━━ DATA FOR THE TASK ━━

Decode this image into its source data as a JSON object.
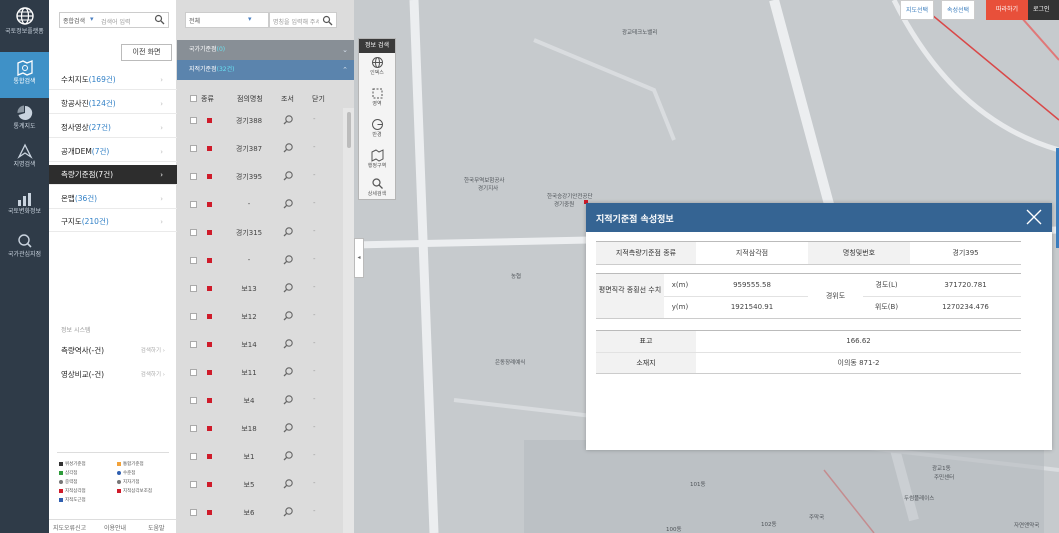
{
  "nav": {
    "logo_label": "국토정보플랫폼",
    "items": [
      {
        "label": "통합검색",
        "icon": "map-search-icon"
      },
      {
        "label": "통계지도",
        "icon": "pie-chart-icon"
      },
      {
        "label": "지명검색",
        "icon": "compass-icon"
      },
      {
        "label": "국토변화정보",
        "icon": "bar-chart-icon"
      },
      {
        "label": "국가관심지점",
        "icon": "location-search-icon"
      }
    ]
  },
  "search": {
    "type_select": "종합검색",
    "placeholder": "검색어 입력",
    "prev_button": "이전 화면"
  },
  "categories": [
    {
      "name": "수치지도",
      "count": "(169건)"
    },
    {
      "name": "항공사진",
      "count": "(124건)"
    },
    {
      "name": "정사영상",
      "count": "(27건)"
    },
    {
      "name": "공개DEM",
      "count": "(7건)"
    },
    {
      "name": "측량기준점",
      "count": "(7건)"
    },
    {
      "name": "온맵",
      "count": "(36건)"
    },
    {
      "name": "구지도",
      "count": "(210건)"
    }
  ],
  "sub_header": "정보 시스템",
  "extras": [
    {
      "name": "측량역사(-건)",
      "action": "검색하기 ›"
    },
    {
      "name": "영상비교(-건)",
      "action": "검색하기 ›"
    }
  ],
  "legend": [
    {
      "label": "위성기준점",
      "color": "#333333"
    },
    {
      "label": "통합기준점",
      "color": "#f2a23a"
    },
    {
      "label": "삼각점",
      "color": "#2e9b3a"
    },
    {
      "label": "수준점",
      "color": "#2f5fb0"
    },
    {
      "label": "중력점",
      "color": "#777777"
    },
    {
      "label": "지자기점",
      "color": "#777777"
    },
    {
      "label": "지적삼각점",
      "color": "#cf1b2a"
    },
    {
      "label": "지적삼각보조점",
      "color": "#cf1b2a"
    },
    {
      "label": "지적도근점",
      "color": "#2f5fb0"
    }
  ],
  "footer": {
    "link1": "지도오류신고",
    "link2": "이용안내",
    "link3": "도움말"
  },
  "results": {
    "filter_select": "전체",
    "name_placeholder": "명칭을 입력해 주세요",
    "bar1": {
      "label": "국가기준점",
      "count": "(0)"
    },
    "bar2": {
      "label": "지적기준점",
      "count": "(32건)"
    },
    "headers": {
      "type": "종류",
      "name": "점의명칭",
      "view": "조서",
      "close": "닫기"
    },
    "rows": [
      {
        "name": "경기388"
      },
      {
        "name": "경기387"
      },
      {
        "name": "경기395"
      },
      {
        "name": "-"
      },
      {
        "name": "경기315"
      },
      {
        "name": "-"
      },
      {
        "name": "보13"
      },
      {
        "name": "보12"
      },
      {
        "name": "보14"
      },
      {
        "name": "보11"
      },
      {
        "name": "보4"
      },
      {
        "name": "보18"
      },
      {
        "name": "보1"
      },
      {
        "name": "보5"
      },
      {
        "name": "보6"
      }
    ],
    "dash": "-"
  },
  "map": {
    "toolbar_title": "정보 검색",
    "tools": [
      {
        "label": "인덱스"
      },
      {
        "label": "영역"
      },
      {
        "label": "반경"
      },
      {
        "label": "행정구역"
      },
      {
        "label": "상세검색"
      }
    ],
    "labels": [
      {
        "text": "광교테크노밸리"
      },
      {
        "text": "한국무역보험공사"
      },
      {
        "text": "경기지사"
      },
      {
        "text": "한국승강기안전공단"
      },
      {
        "text": "경기중원"
      },
      {
        "text": "농협"
      },
      {
        "text": "은동장례예식"
      },
      {
        "text": "101동"
      },
      {
        "text": "102동"
      },
      {
        "text": "100동"
      },
      {
        "text": "주막국"
      },
      {
        "text": "광교1동"
      },
      {
        "text": "주민센터"
      },
      {
        "text": "두썸플레이스"
      },
      {
        "text": "자연앤약국"
      }
    ],
    "top_buttons": {
      "map_select": "지도선택",
      "attr_select": "속성선택",
      "follow": "따라하기",
      "login": "로그인"
    }
  },
  "popup": {
    "title": "지적기준점 속성정보",
    "type_label": "지적측량기준점 종류",
    "type_value": "지적삼각점",
    "name_label": "명칭및번호",
    "name_value": "경기395",
    "plane_label": "평면직각 종횡선 수치",
    "x_label": "x(m)",
    "x_value": "959555.58",
    "y_label": "y(m)",
    "y_value": "1921540.91",
    "latlon_label": "경위도",
    "lon_label": "경도(L)",
    "lon_value": "371720.781",
    "lat_label": "위도(B)",
    "lat_value": "1270234.476",
    "elev_label": "표고",
    "elev_value": "166.62",
    "addr_label": "소재지",
    "addr_value": "이의동 871-2"
  }
}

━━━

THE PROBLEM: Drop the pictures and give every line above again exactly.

TASK RESULT:
Decode this image into its source data as a JSON object.
{
  "nav": {
    "logo_label": "국토정보플랫폼",
    "items": [
      {
        "label": "통합검색",
        "icon": "map-search-icon"
      },
      {
        "label": "통계지도",
        "icon": "pie-chart-icon"
      },
      {
        "label": "지명검색",
        "icon": "compass-icon"
      },
      {
        "label": "국토변화정보",
        "icon": "bar-chart-icon"
      },
      {
        "label": "국가관심지점",
        "icon": "location-search-icon"
      }
    ]
  },
  "search": {
    "type_select": "종합검색",
    "placeholder": "검색어 입력",
    "prev_button": "이전 화면"
  },
  "categories": [
    {
      "name": "수치지도",
      "count": "(169건)"
    },
    {
      "name": "항공사진",
      "count": "(124건)"
    },
    {
      "name": "정사영상",
      "count": "(27건)"
    },
    {
      "name": "공개DEM",
      "count": "(7건)"
    },
    {
      "name": "측량기준점",
      "count": "(7건)"
    },
    {
      "name": "온맵",
      "count": "(36건)"
    },
    {
      "name": "구지도",
      "count": "(210건)"
    }
  ],
  "sub_header": "정보 시스템",
  "extras": [
    {
      "name": "측량역사(-건)",
      "action": "검색하기 ›"
    },
    {
      "name": "영상비교(-건)",
      "action": "검색하기 ›"
    }
  ],
  "legend": [
    {
      "label": "위성기준점",
      "color": "#333333"
    },
    {
      "label": "통합기준점",
      "color": "#f2a23a"
    },
    {
      "label": "삼각점",
      "color": "#2e9b3a"
    },
    {
      "label": "수준점",
      "color": "#2f5fb0"
    },
    {
      "label": "중력점",
      "color": "#777777"
    },
    {
      "label": "지자기점",
      "color": "#777777"
    },
    {
      "label": "지적삼각점",
      "color": "#cf1b2a"
    },
    {
      "label": "지적삼각보조점",
      "color": "#cf1b2a"
    },
    {
      "label": "지적도근점",
      "color": "#2f5fb0"
    }
  ],
  "footer": {
    "link1": "지도오류신고",
    "link2": "이용안내",
    "link3": "도움말"
  },
  "results": {
    "filter_select": "전체",
    "name_placeholder": "명칭을 입력해 주세요",
    "bar1": {
      "label": "국가기준점",
      "count": "(0)"
    },
    "bar2": {
      "label": "지적기준점",
      "count": "(32건)"
    },
    "headers": {
      "type": "종류",
      "name": "점의명칭",
      "view": "조서",
      "close": "닫기"
    },
    "rows": [
      {
        "name": "경기388"
      },
      {
        "name": "경기387"
      },
      {
        "name": "경기395"
      },
      {
        "name": "-"
      },
      {
        "name": "경기315"
      },
      {
        "name": "-"
      },
      {
        "name": "보13"
      },
      {
        "name": "보12"
      },
      {
        "name": "보14"
      },
      {
        "name": "보11"
      },
      {
        "name": "보4"
      },
      {
        "name": "보18"
      },
      {
        "name": "보1"
      },
      {
        "name": "보5"
      },
      {
        "name": "보6"
      }
    ],
    "dash": "-"
  },
  "map": {
    "toolbar_title": "정보 검색",
    "tools": [
      {
        "label": "인덱스"
      },
      {
        "label": "영역"
      },
      {
        "label": "반경"
      },
      {
        "label": "행정구역"
      },
      {
        "label": "상세검색"
      }
    ],
    "labels": [
      {
        "text": "광교테크노밸리"
      },
      {
        "text": "한국무역보험공사"
      },
      {
        "text": "경기지사"
      },
      {
        "text": "한국승강기안전공단"
      },
      {
        "text": "경기중원"
      },
      {
        "text": "농협"
      },
      {
        "text": "은동장례예식"
      },
      {
        "text": "101동"
      },
      {
        "text": "102동"
      },
      {
        "text": "100동"
      },
      {
        "text": "주막국"
      },
      {
        "text": "광교1동"
      },
      {
        "text": "주민센터"
      },
      {
        "text": "두썸플레이스"
      },
      {
        "text": "자연앤약국"
      }
    ],
    "top_buttons": {
      "map_select": "지도선택",
      "attr_select": "속성선택",
      "follow": "따라하기",
      "login": "로그인"
    }
  },
  "popup": {
    "title": "지적기준점 속성정보",
    "type_label": "지적측량기준점 종류",
    "type_value": "지적삼각점",
    "name_label": "명칭및번호",
    "name_value": "경기395",
    "plane_label": "평면직각 종횡선 수치",
    "x_label": "x(m)",
    "x_value": "959555.58",
    "y_label": "y(m)",
    "y_value": "1921540.91",
    "latlon_label": "경위도",
    "lon_label": "경도(L)",
    "lon_value": "371720.781",
    "lat_label": "위도(B)",
    "lat_value": "1270234.476",
    "elev_label": "표고",
    "elev_value": "166.62",
    "addr_label": "소재지",
    "addr_value": "이의동 871-2"
  }
}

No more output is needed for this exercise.